▶ TO DO: Only one number is wanted: the count of lines in the records below that hold the word "assignment".

INFORMATION SHOWN START

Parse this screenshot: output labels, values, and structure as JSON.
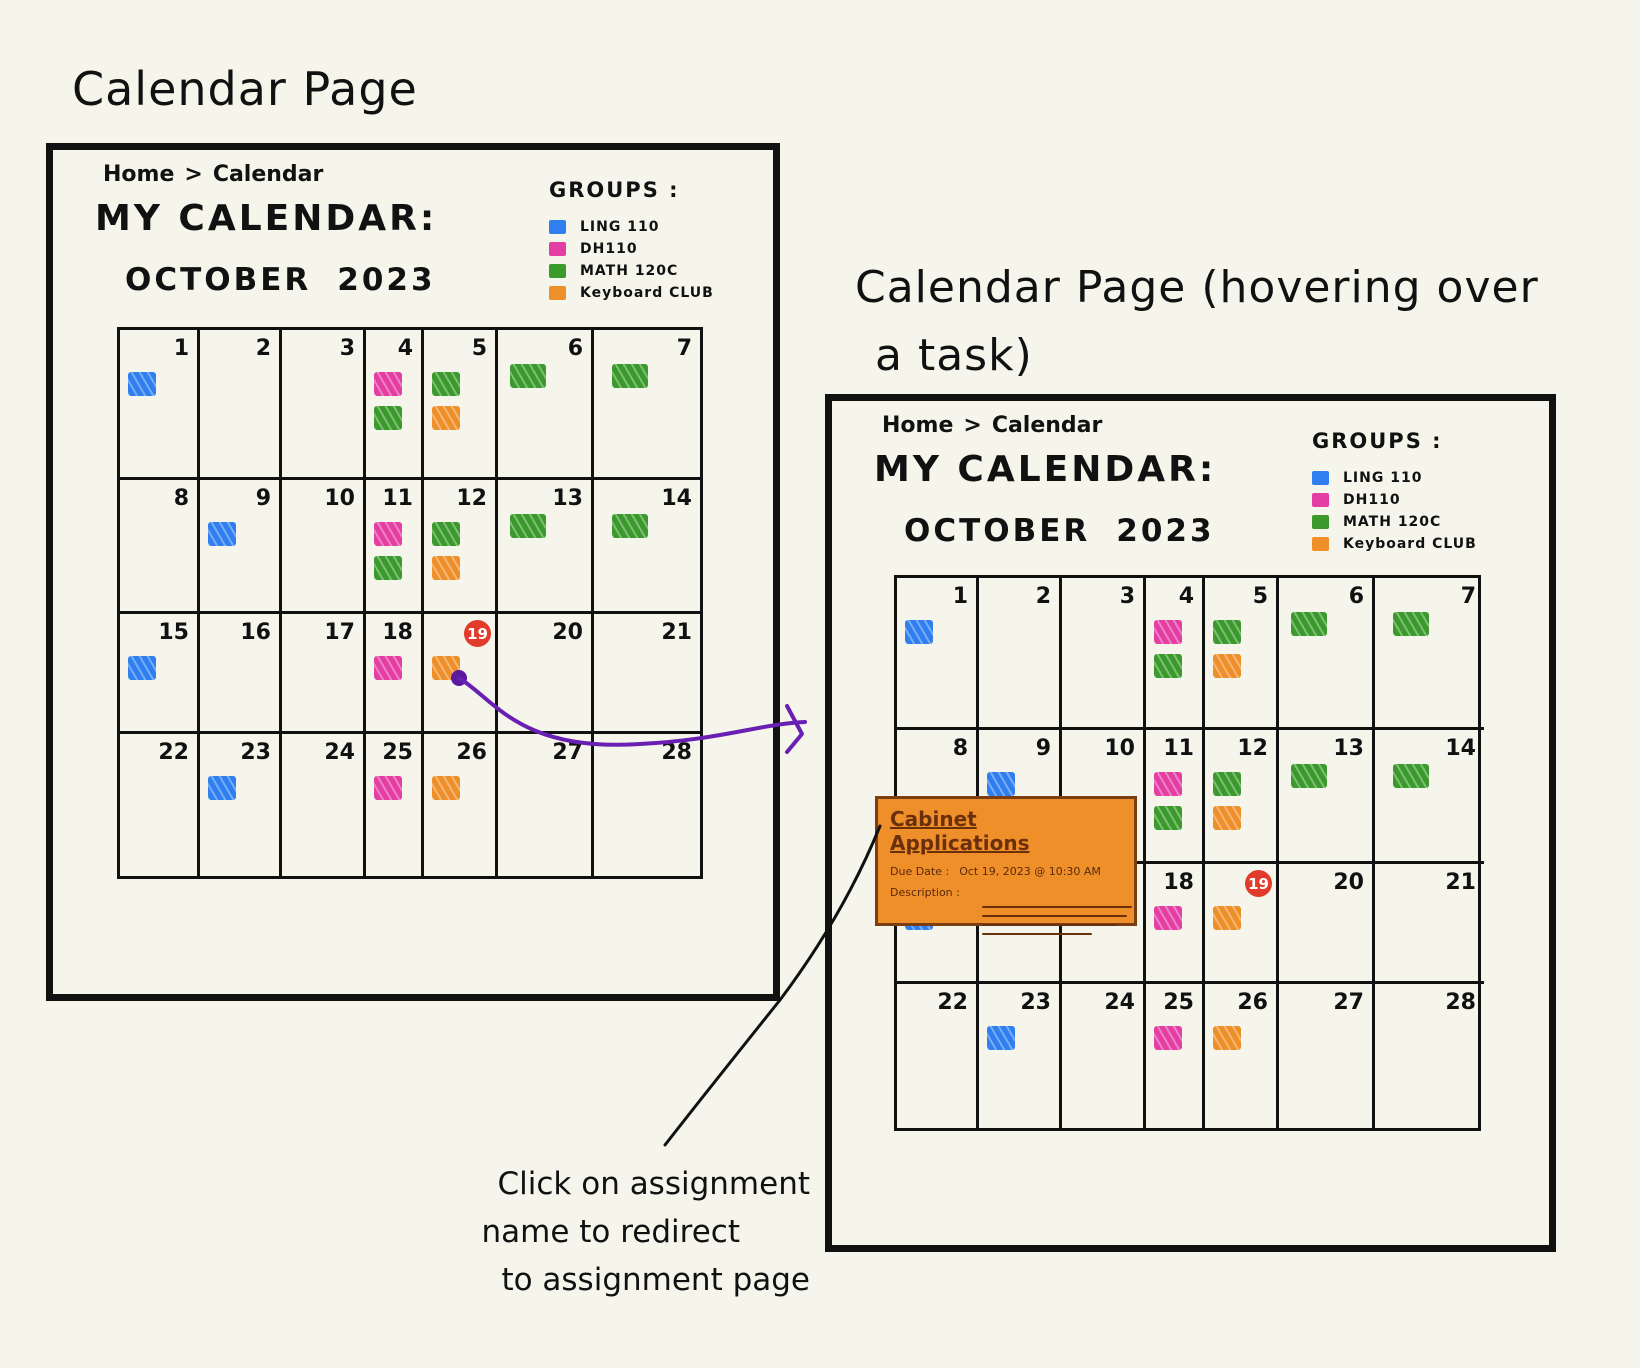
{
  "headings": {
    "left": "Calendar Page",
    "right_line1": "Calendar Page (hovering over",
    "right_line2": "a task)"
  },
  "screen": {
    "breadcrumb": {
      "home": "Home",
      "separator": ">",
      "current": "Calendar"
    },
    "title": "MY CALENDAR:",
    "month": "OCTOBER",
    "year": "2023",
    "groups_heading": "GROUPS :",
    "groups": [
      {
        "label": "LING 110",
        "color": "#2f7ff0"
      },
      {
        "label": "DH110",
        "color": "#e43ea3"
      },
      {
        "label": "MATH 120C",
        "color": "#3b9a2c"
      },
      {
        "label": "Keyboard CLUB",
        "color": "#ef8f2a"
      }
    ],
    "weeks": [
      [
        {
          "day": "1",
          "tasks": [
            "LING 110"
          ]
        },
        {
          "day": "2",
          "tasks": []
        },
        {
          "day": "3",
          "tasks": []
        },
        {
          "day": "4",
          "tasks": [
            "DH110",
            "MATH 120C"
          ]
        },
        {
          "day": "5",
          "tasks": [
            "MATH 120C",
            "Keyboard CLUB"
          ]
        },
        {
          "day": "6",
          "tasks": [
            "MATH 120C"
          ]
        },
        {
          "day": "7",
          "tasks": [
            "MATH 120C"
          ]
        }
      ],
      [
        {
          "day": "8",
          "tasks": []
        },
        {
          "day": "9",
          "tasks": [
            "LING 110"
          ]
        },
        {
          "day": "10",
          "tasks": []
        },
        {
          "day": "11",
          "tasks": [
            "DH110",
            "MATH 120C"
          ]
        },
        {
          "day": "12",
          "tasks": [
            "MATH 120C",
            "Keyboard CLUB"
          ]
        },
        {
          "day": "13",
          "tasks": [
            "MATH 120C"
          ]
        },
        {
          "day": "14",
          "tasks": [
            "MATH 120C"
          ]
        }
      ],
      [
        {
          "day": "15",
          "tasks": [
            "LING 110"
          ]
        },
        {
          "day": "16",
          "tasks": []
        },
        {
          "day": "17",
          "tasks": []
        },
        {
          "day": "18",
          "tasks": [
            "DH110"
          ]
        },
        {
          "day": "19",
          "tasks": [
            "Keyboard CLUB"
          ],
          "today": true
        },
        {
          "day": "20",
          "tasks": []
        },
        {
          "day": "21",
          "tasks": []
        }
      ],
      [
        {
          "day": "22",
          "tasks": []
        },
        {
          "day": "23",
          "tasks": [
            "LING 110"
          ]
        },
        {
          "day": "24",
          "tasks": []
        },
        {
          "day": "25",
          "tasks": [
            "DH110"
          ]
        },
        {
          "day": "26",
          "tasks": [
            "Keyboard CLUB"
          ]
        },
        {
          "day": "27",
          "tasks": []
        },
        {
          "day": "28",
          "tasks": []
        }
      ]
    ]
  },
  "popup": {
    "title": "Cabinet Applications",
    "due_label": "Due Date :",
    "due_value": "Oct 19, 2023 @ 10:30 AM",
    "description_label": "Description :"
  },
  "annotation": {
    "line1": "Click on assignment",
    "line2": "name to redirect",
    "line3": "to assignment page"
  }
}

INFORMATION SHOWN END

▶ ANSWER BOX: 2